"For New Zealand is a good country. It has the feeling of being a very old country, though not at all in the European sense where countries are old with the marks of humanity...
"New Zealand is very old, much older than any of this, and quite untouched by men. Its rocks and mountains are worn smooth by south Pacific winds. They are very cold to touch and very clean. The country, with its sharp hills, gives you the same feeling as the clear salt of the sea. The country is, in fact, so old in itself that none of us have dared to touch it; we have only just begun to live there. The Maoris who came before us moved among the dark heavy trees like ghosts and could have sailed away at any time and never left a mark. We could leave it ourselves now: in a few years the red-roofed wooden bungalows would rot with borer and crumble into the earth. Fern would cover the grassland and, after fern, small trees would come and in time the dark, rich, matted bush again. Other men might come in a hundred years and nothing that we had left would worry them, but they could draw strength as we have done from the sharp, fierce lines of the hills and the streams always running and the wide sea on every side."This has been another cause of conflict to New Zealanders, that there have never been enough of them nor have they had sufficient confidence in themselves to take over the country, so that they live there like strangers or as men might in a dream which will one day wake and destroy them."There is nothing soft about New Zealand, the country.

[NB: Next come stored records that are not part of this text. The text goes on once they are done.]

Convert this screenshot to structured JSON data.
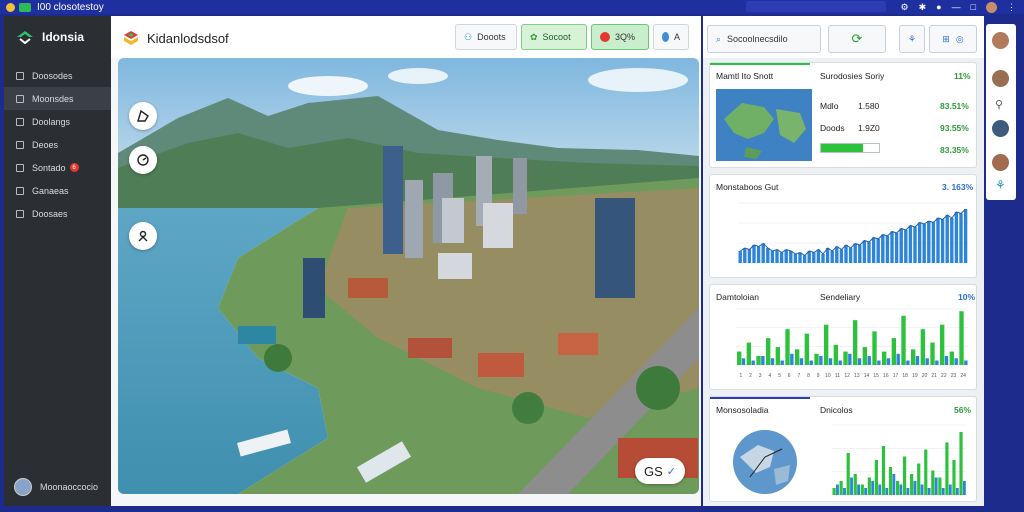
{
  "topbar": {
    "title": "I00 closotestoy"
  },
  "sidebar": {
    "brand": "Idonsia",
    "items": [
      {
        "label": "Doosodes",
        "active": false,
        "badge": ""
      },
      {
        "label": "Moonsdes",
        "active": true,
        "badge": ""
      },
      {
        "label": "Doolangs",
        "active": false,
        "badge": ""
      },
      {
        "label": "Deoes",
        "active": false,
        "badge": ""
      },
      {
        "label": "Sontado",
        "active": false,
        "badge": "6"
      },
      {
        "label": "Ganaeas",
        "active": false,
        "badge": ""
      },
      {
        "label": "Doosaes",
        "active": false,
        "badge": ""
      }
    ],
    "user": "Moonaoccocio"
  },
  "header": {
    "title": "Kidanlodsdsof",
    "btn1": "Dooots",
    "btn2": "Socoot",
    "btn3": "3Q%",
    "btn4": "A"
  },
  "map": {
    "zoom_label": "GS",
    "zoom_icon": "✓"
  },
  "right": {
    "search_label": "Socoolnecsdilo",
    "card1": {
      "title": "Mamtl Ito Snott",
      "sub": "Surodosies Soriy",
      "sub_val": "11%",
      "rows": [
        {
          "label": "Mdlo",
          "num": "1.580",
          "val": "83.51%"
        },
        {
          "label": "Doods",
          "num": "1.9Z0",
          "val": "93.55%"
        },
        {
          "label": "",
          "num": "",
          "val": "83.35%"
        }
      ],
      "progress": 0.72
    },
    "card2": {
      "title": "Monstaboos Gut",
      "val": "3. 163%"
    },
    "card3": {
      "title": "Damtoloian",
      "sub": "Sendeliary",
      "val": "10%"
    },
    "card4": {
      "title": "Monsosoladia",
      "sub": "Dnicolos",
      "val": "56%"
    }
  },
  "chart_data": [
    {
      "type": "bar",
      "title": "Monstaboos Gut",
      "values": [
        8,
        10,
        9,
        12,
        11,
        13,
        10,
        8,
        9,
        7,
        9,
        8,
        6,
        7,
        5,
        8,
        7,
        9,
        6,
        10,
        8,
        11,
        9,
        12,
        10,
        13,
        12,
        15,
        14,
        17,
        16,
        19,
        18,
        21,
        20,
        23,
        22,
        25,
        24,
        27,
        26,
        28,
        27,
        30,
        29,
        32,
        30,
        34,
        33,
        36
      ],
      "ylim": [
        0,
        40
      ]
    },
    {
      "type": "bar",
      "title": "Damtoloian",
      "categories": [
        "1",
        "2",
        "3",
        "4",
        "5",
        "6",
        "7",
        "8",
        "9",
        "10",
        "11",
        "12",
        "13",
        "14",
        "15",
        "16",
        "17",
        "18",
        "19",
        "20",
        "21",
        "22",
        "23",
        "24"
      ],
      "series": [
        {
          "name": "",
          "values": [
            6,
            10,
            4,
            12,
            8,
            16,
            7,
            14,
            5,
            18,
            9,
            6,
            20,
            8,
            15,
            6,
            12,
            22,
            7,
            16,
            10,
            18,
            6,
            24
          ]
        },
        {
          "name": "",
          "values": [
            3,
            2,
            4,
            3,
            2,
            5,
            3,
            2,
            4,
            3,
            2,
            5,
            3,
            4,
            2,
            3,
            5,
            2,
            4,
            3,
            2,
            4,
            3,
            2
          ]
        }
      ],
      "ylim": [
        0,
        25
      ]
    },
    {
      "type": "bar",
      "title": "Dnicolos",
      "series": [
        {
          "name": "",
          "values": [
            2,
            4,
            12,
            6,
            3,
            5,
            10,
            14,
            8,
            4,
            11,
            6,
            9,
            13,
            7,
            5,
            15,
            10,
            18
          ]
        },
        {
          "name": "",
          "values": [
            3,
            2,
            5,
            3,
            2,
            4,
            3,
            2,
            6,
            3,
            2,
            4,
            3,
            2,
            5,
            2,
            3,
            2,
            4
          ]
        }
      ],
      "ylim": [
        0,
        20
      ]
    }
  ]
}
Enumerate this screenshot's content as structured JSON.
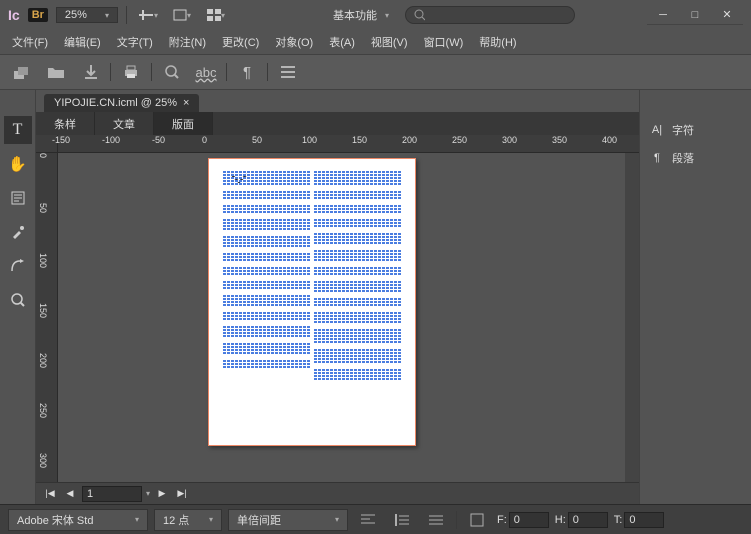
{
  "titlebar": {
    "app": "Ic",
    "bridge": "Br",
    "zoom": "25%",
    "workspace": "基本功能",
    "search_placeholder": ""
  },
  "menu": [
    "文件(F)",
    "编辑(E)",
    "文字(T)",
    "附注(N)",
    "更改(C)",
    "对象(O)",
    "表(A)",
    "视图(V)",
    "窗口(W)",
    "帮助(H)"
  ],
  "doc_tab": "YIPOJIE.CN.icml @ 25%",
  "sub_tabs": [
    "条样",
    "文章",
    "版面"
  ],
  "active_sub_tab": 2,
  "ruler_h": [
    "-150",
    "-100",
    "-50",
    "0",
    "50",
    "100",
    "150",
    "200",
    "250",
    "300",
    "350",
    "400"
  ],
  "ruler_v": [
    "0",
    "50",
    "100",
    "150",
    "200",
    "250",
    "300"
  ],
  "page_nav": {
    "page": "1"
  },
  "side_panels": [
    {
      "icon": "A|",
      "label": "字符"
    },
    {
      "icon": "¶",
      "label": "段落"
    }
  ],
  "bottom": {
    "font": "Adobe 宋体 Std",
    "size": "12 点",
    "leading": "单倍间距",
    "F": "0",
    "H": "0",
    "T": "0",
    "F_label": "F:",
    "H_label": "H:",
    "T_label": "T:"
  }
}
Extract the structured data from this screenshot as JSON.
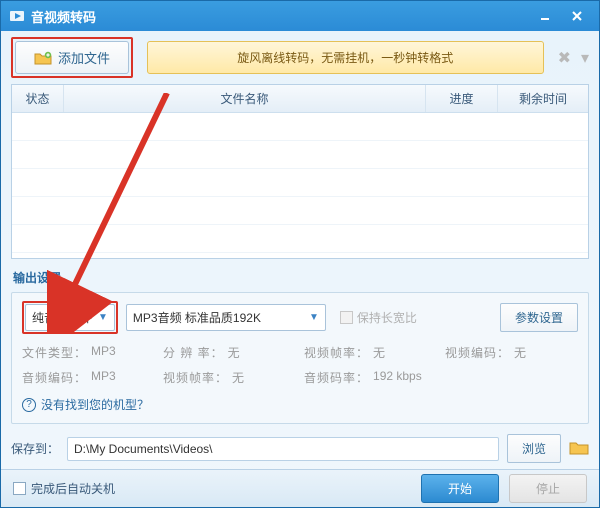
{
  "titlebar": {
    "title": "音视频转码"
  },
  "toolbar": {
    "add_file": "添加文件",
    "hint": "旋风离线转码，无需挂机，一秒钟转格式"
  },
  "table": {
    "headers": {
      "status": "状态",
      "name": "文件名称",
      "progress": "进度",
      "remain": "剩余时间"
    }
  },
  "output": {
    "section": "输出设置",
    "type_dropdown": "纯音频文件",
    "profile_dropdown": "MP3音频 标准品质192K",
    "keep_aspect": "保持长宽比",
    "param_btn": "参数设置"
  },
  "info": {
    "file_type_lbl": "文件类型：",
    "file_type_val": "MP3",
    "resolution_lbl": "分 辨 率：",
    "resolution_val": "无",
    "vfps_lbl": "视频帧率：",
    "vfps_val": "无",
    "vcodec_lbl": "视频编码：",
    "vcodec_val": "无",
    "acodec_lbl": "音频编码：",
    "acodec_val": "MP3",
    "afps_lbl": "视频帧率：",
    "afps_val": "无",
    "abit_lbl": "音频码率：",
    "abit_val": "192 kbps"
  },
  "help": {
    "text": "没有找到您的机型？"
  },
  "save": {
    "label": "保存到：",
    "path": "D:\\My Documents\\Videos\\",
    "browse": "浏览"
  },
  "footer": {
    "shutdown": "完成后自动关机",
    "start": "开始",
    "stop": "停止"
  }
}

It is very hard and sinewy, and will outlast many of those who try to alter it."This is one reason why New Zealanders, a young people but already with a place in history, are often wanderers and restless and unhappy men. They come from the most beautiful country in the world, but it is a small country and very remote. After a while this isolation oppresses them and they go abroad. They roam the world looking not for adventure but for satisfaction. They run service cars in Iraq, or2 goldmines in Nevada, or newspapers in Fleet St. They are a queer, lost, eccentric, pervading people who will seldom admit to the deep desire that is in all of them to go home and live quietly in New Zealand again."Those who do not go abroad and do not travel are afflicted with the same sad restlessness. They are all the time wanting to set out across the wide seas that surround them in order to find the rest of the world... New Zealanders are all the time standing on the edge of these seas. They spend their lives wanting to set out across the wide oceans that surround them in order to find the rest of the world."One way and another, those who are going and those who are staying have all the time within them this sad inner conflict and frustration. This is the first fact to remember about New Zealanders, who live in the most beautiful country of the world."
~ John Mulgan, from his 1947 Report on Experience